I am famous (or maybe notorious is more appropriate) for working on an idea in my sketchbook for so long that at some point, in my head, I feel like I have already made the piece, and I move on to another idea. While it’s nice that my sketchbook is itself a piece of art, I am a ceramic maker at heart. So I wonder, why do I have so much trouble making the leap from sketchbook to finished form? I had not spent much time pondering the answer until I found myself rereading a passage in Ariana Heinzman’s article where she describes making cuts into her coiled form: “I need to pause and visualize what pattern and what style of rim will best compliment the form. I tell myself at this moment there is more than one right answer.” This is the advice I need to invoke during my process in order to push through the moments where I say to myself, “My next move will either make this piece perfect or ruin it entirely,” which causes me to seize up and stop. Embracing the notion that there are multiple solutions to finishing an object and that each one may be correct can be game changing, freeing, and positively relieving. It’s good practice to stop thinking of these decisions as make-or-break moments and more as opportunities for surprise or discovery.

Leilani Trinka (left) and Emilie Bouvet-Boisclair (right) making decisions in the studio.

Catherine Satterlee embraces this element of surprise in her studio practice. She writes, “While cleaning up, I noticed that the negative spaces on the leftover slab had created interesting shapes. I began saving the painted scraps and applying them with thick slip to plates, vases, and bowls. I continue to look for similar surprises that often lead to new directions in my work.” Catherine offers us all good advice here; rather than taking every decision so seriously, embracing new possibilities and being open and receptive as we search out multiple answers for decisions can lead to new ideas. It also reminded me that my first answer may not always be the most exciting. Ariana goes on to write, “Relinquishing control over the final product while setting up guidelines for the process is necessary for me to fully enjoy clay.

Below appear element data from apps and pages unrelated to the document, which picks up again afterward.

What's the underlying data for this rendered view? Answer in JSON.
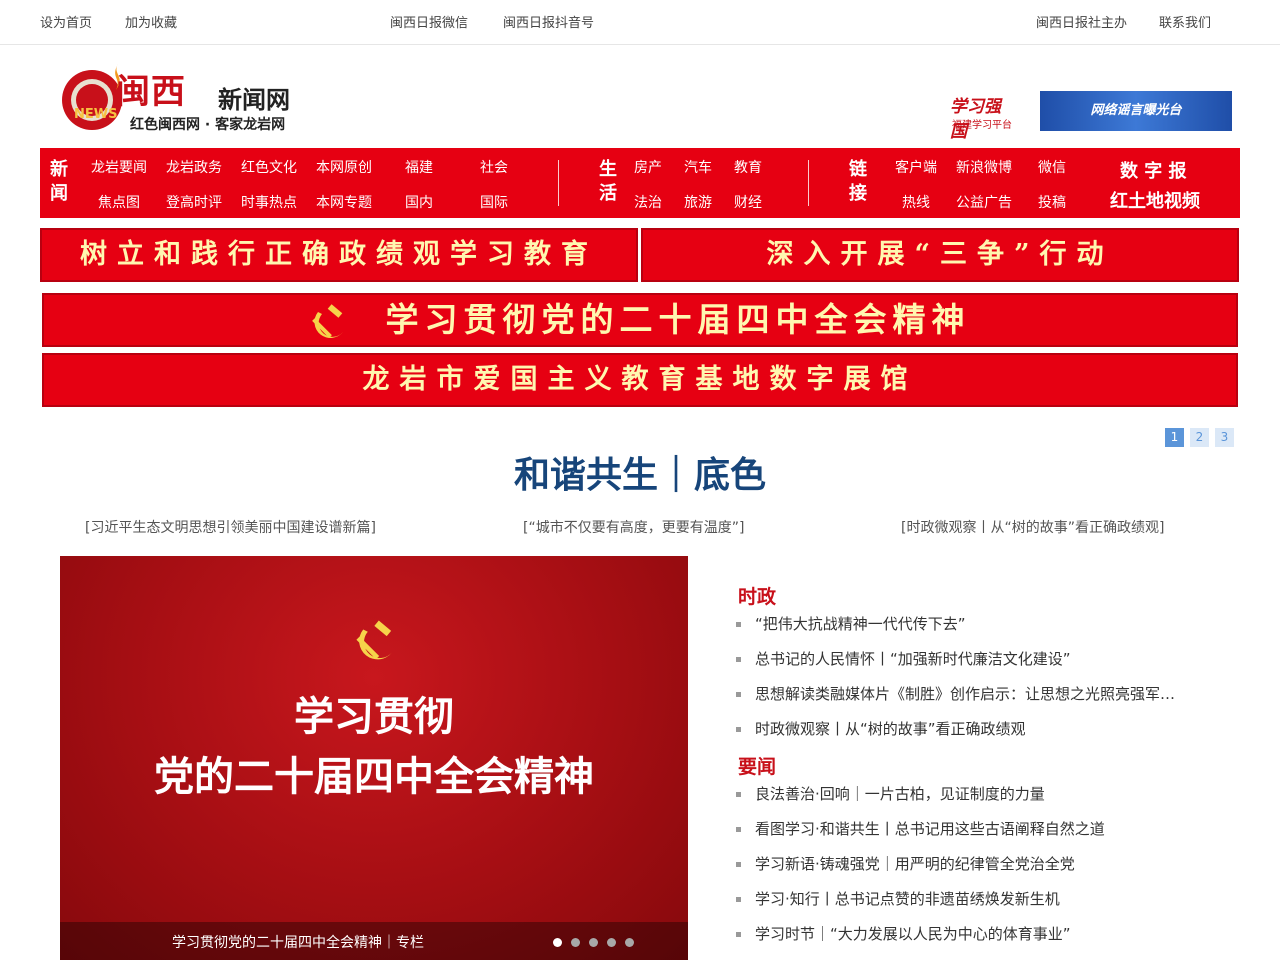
{
  "topbar": {
    "set_home": "设为首页",
    "add_fav": "加为收藏",
    "wechat": "闽西日报微信",
    "douyin": "闽西日报抖音号",
    "sponsor": "闽西日报社主办",
    "contact": "联系我们"
  },
  "header": {
    "logo_title": "闽西",
    "logo_suffix": "新闻网",
    "logo_slogan": "红色闽西网 · 客家龙岩网",
    "logo_badge": "NEWS",
    "xuexi_title": "学习强国",
    "xuexi_sub": "福建学习平台",
    "rumor_label": "网络谣言曝光台"
  },
  "nav": {
    "news_cat": [
      "新",
      "闻"
    ],
    "news_row1": [
      "龙岩要闻",
      "龙岩政务",
      "红色文化",
      "本网原创",
      "福建",
      "社会"
    ],
    "news_row2": [
      "焦点图",
      "登高时评",
      "时事热点",
      "本网专题",
      "国内",
      "国际"
    ],
    "life_cat": [
      "生",
      "活"
    ],
    "life_row1": [
      "房产",
      "汽车",
      "教育"
    ],
    "life_row2": [
      "法治",
      "旅游",
      "财经"
    ],
    "link_cat": [
      "链",
      "接"
    ],
    "link_row1": [
      "客户端",
      "新浪微博",
      "微信"
    ],
    "link_row2": [
      "热线",
      "公益广告",
      "投稿"
    ],
    "digital_paper": "数 字 报",
    "video": "红土地视频"
  },
  "banners": {
    "b1": "树立和践行正确政绩观学习教育",
    "b2": "深入开展“三争”行动",
    "b3": "学习贯彻党的二十届四中全会精神",
    "b4": "龙岩市爱国主义教育基地数字展馆"
  },
  "pager": [
    "1",
    "2",
    "3"
  ],
  "headline": "和谐共生｜底色",
  "sublinks": [
    "[习近平生态文明思想引领美丽中国建设谱新篇]",
    "[“城市不仅要有高度，更要有温度”]",
    "[时政微观察丨从“树的故事”看正确政绩观]"
  ],
  "feature": {
    "line1": "学习贯彻",
    "line2": "党的二十届四中全会精神",
    "caption": "学习贯彻党的二十届四中全会精神｜专栏",
    "slide_count": 5,
    "active_slide": 1
  },
  "sections": [
    {
      "title": "时政",
      "items": [
        "“把伟大抗战精神一代代传下去”",
        "总书记的人民情怀丨“加强新时代廉洁文化建设”",
        "思想解读类融媒体片《制胜》创作启示：让思想之光照亮强军…",
        "时政微观察丨从“树的故事”看正确政绩观"
      ]
    },
    {
      "title": "要闻",
      "items": [
        "良法善治·回响｜一片古柏，见证制度的力量",
        "看图学习·和谐共生丨总书记用这些古语阐释自然之道",
        "学习新语·铸魂强党｜用严明的纪律管全党治全党",
        "学习·知行丨总书记点赞的非遗苗绣焕发新生机",
        "学习时节｜“大力发展以人民为中心的体育事业”"
      ]
    }
  ],
  "colors": {
    "brand_red": "#e60012",
    "headline_blue": "#17457a",
    "section_red": "#c8101a"
  }
}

I do not pretend to know what I am doing, just the next step.” This approach, which focuses on being present, is something we can all learn from.

Catherine Satterlee making decisions in the studio.

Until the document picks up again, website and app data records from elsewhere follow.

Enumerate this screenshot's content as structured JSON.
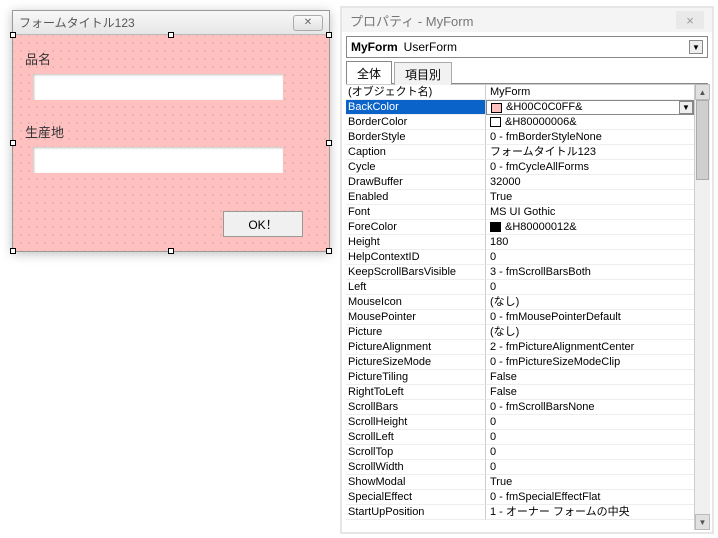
{
  "form": {
    "title": "フォームタイトル123",
    "close_glyph": "✕",
    "label1": "品名",
    "label2": "生産地",
    "ok_label": "OK！"
  },
  "props": {
    "panel_title": "プロパティ - MyForm",
    "close_glyph": "×",
    "object_name": "MyForm",
    "object_type": "UserForm",
    "tab_all": "全体",
    "tab_category": "項目別",
    "selected": "BackColor",
    "rows": [
      {
        "name": "(オブジェクト名)",
        "value": "MyForm"
      },
      {
        "name": "BackColor",
        "value": "&H00C0C0FF&",
        "swatch": "#FFC0C0",
        "dropdown": true
      },
      {
        "name": "BorderColor",
        "value": "&H80000006&",
        "swatch": "#ffffff"
      },
      {
        "name": "BorderStyle",
        "value": "0 - fmBorderStyleNone"
      },
      {
        "name": "Caption",
        "value": "フォームタイトル123"
      },
      {
        "name": "Cycle",
        "value": "0 - fmCycleAllForms"
      },
      {
        "name": "DrawBuffer",
        "value": "32000"
      },
      {
        "name": "Enabled",
        "value": "True"
      },
      {
        "name": "Font",
        "value": "MS UI Gothic"
      },
      {
        "name": "ForeColor",
        "value": "&H80000012&",
        "swatch": "#000000"
      },
      {
        "name": "Height",
        "value": "180"
      },
      {
        "name": "HelpContextID",
        "value": "0"
      },
      {
        "name": "KeepScrollBarsVisible",
        "value": "3 - fmScrollBarsBoth"
      },
      {
        "name": "Left",
        "value": "0"
      },
      {
        "name": "MouseIcon",
        "value": "(なし)"
      },
      {
        "name": "MousePointer",
        "value": "0 - fmMousePointerDefault"
      },
      {
        "name": "Picture",
        "value": "(なし)"
      },
      {
        "name": "PictureAlignment",
        "value": "2 - fmPictureAlignmentCenter"
      },
      {
        "name": "PictureSizeMode",
        "value": "0 - fmPictureSizeModeClip"
      },
      {
        "name": "PictureTiling",
        "value": "False"
      },
      {
        "name": "RightToLeft",
        "value": "False"
      },
      {
        "name": "ScrollBars",
        "value": "0 - fmScrollBarsNone"
      },
      {
        "name": "ScrollHeight",
        "value": "0"
      },
      {
        "name": "ScrollLeft",
        "value": "0"
      },
      {
        "name": "ScrollTop",
        "value": "0"
      },
      {
        "name": "ScrollWidth",
        "value": "0"
      },
      {
        "name": "ShowModal",
        "value": "True"
      },
      {
        "name": "SpecialEffect",
        "value": "0 - fmSpecialEffectFlat"
      },
      {
        "name": "StartUpPosition",
        "value": "1 - オーナー フォームの中央"
      }
    ]
  }
}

This issue is all about the ways and means of handbuilding. In addition to Ariana’s article on coil building planters and Catherine’s demonstration of her Japanese inspired, slab-built bottle, Leilani Trinka shows us how to make delicate porcelain perfume vials and Emilie Bouvet-Boisclair gets us ready for spring with a pinch-formed watering pitcher. Shana Salaff returns with a clever soap dish on a catch tray to keep bar soap dry and Amanda Bury press molds a flask to keep our whistles wet. Plus, Mamta Gholap gives advice on working with galleries, Lucy Nguyen details her approach to underglaze trailing, and Antoinette Badenhorst shares tips for success with porcelain. You’ll also find more fantastic ideas for using ceramics to make jewelry by Jen Allen and Maia Leppo.

Every issue of Pottery Making Illustrated delivers a host of creative tips and techniques, while offering vested insight from practicing studio artists who are happy to share their wisdom and trials in decision making with fellow makers. Happy reading!